TASK DIRECTIONS →
State the number of lines in the material below that have "VaultMesh" in them, without any other text.

THE RECORDS →
* * * * *
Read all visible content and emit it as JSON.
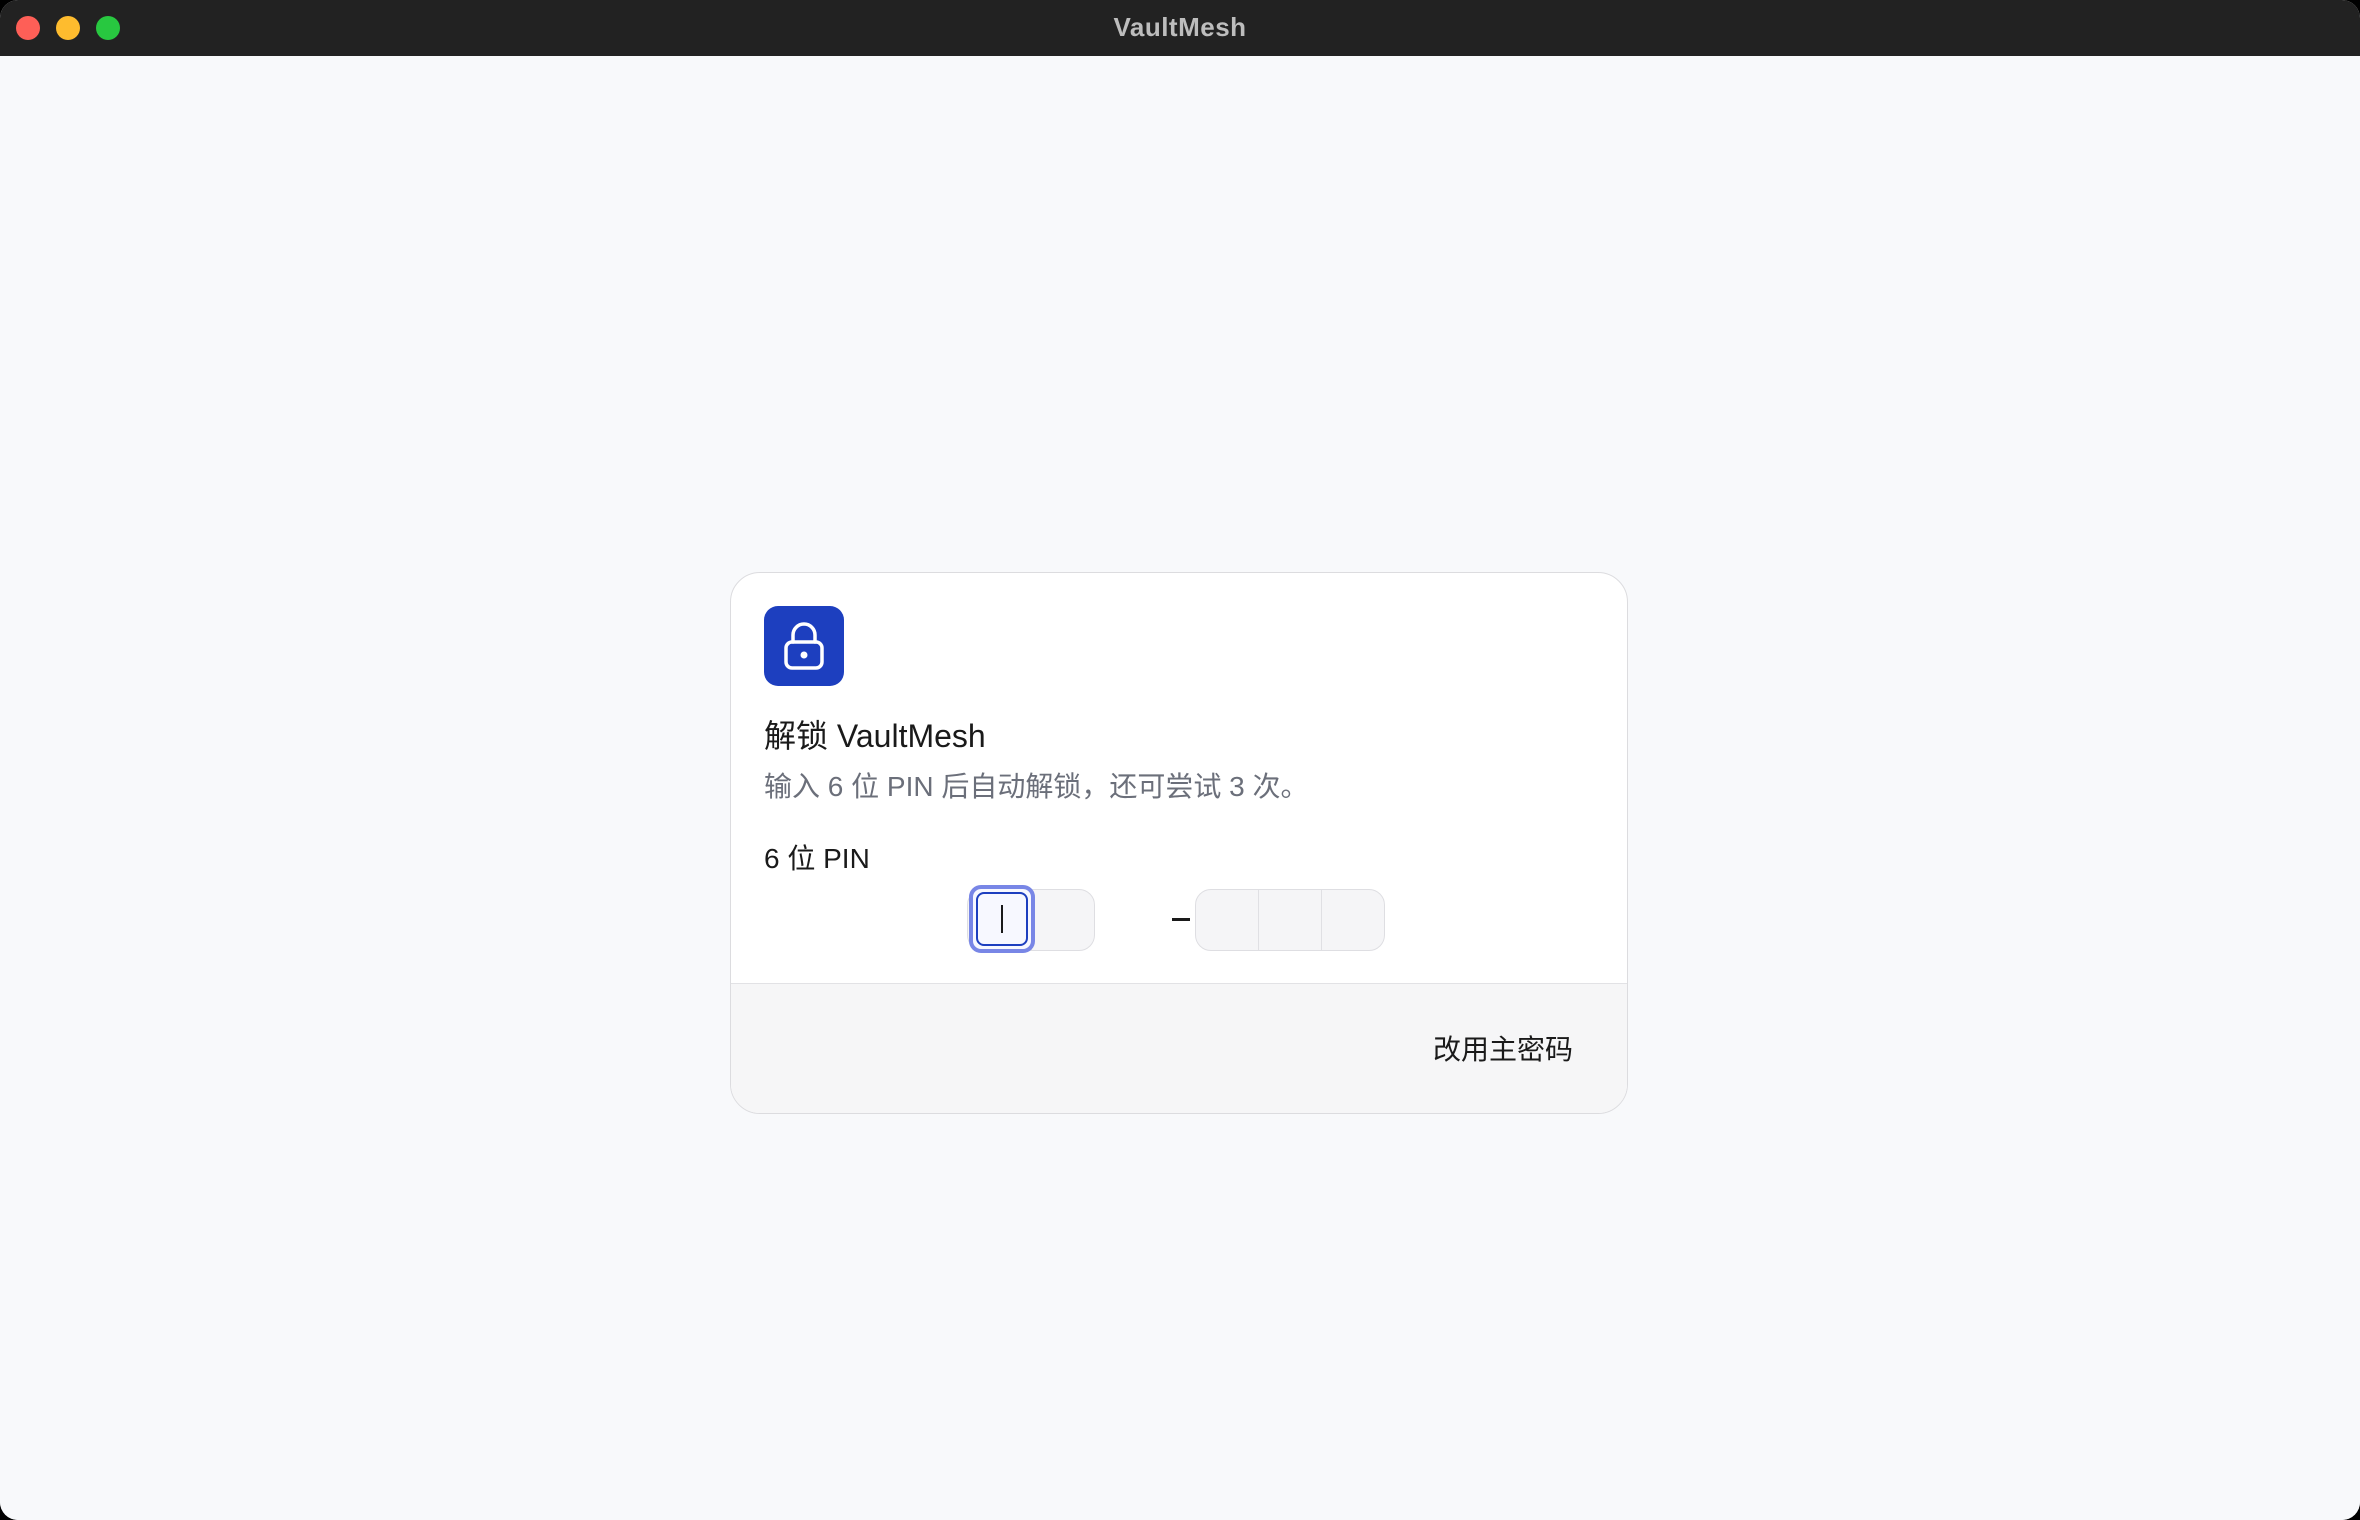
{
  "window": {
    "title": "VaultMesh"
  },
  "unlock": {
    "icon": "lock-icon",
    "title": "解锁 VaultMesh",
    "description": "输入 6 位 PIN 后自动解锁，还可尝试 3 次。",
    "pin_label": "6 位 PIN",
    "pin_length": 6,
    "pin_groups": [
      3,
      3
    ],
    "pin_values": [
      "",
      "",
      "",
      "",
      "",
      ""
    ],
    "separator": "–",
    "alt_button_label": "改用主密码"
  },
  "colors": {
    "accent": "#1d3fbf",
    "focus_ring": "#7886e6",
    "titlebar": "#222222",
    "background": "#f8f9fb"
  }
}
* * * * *
TASK OUTPUT →
2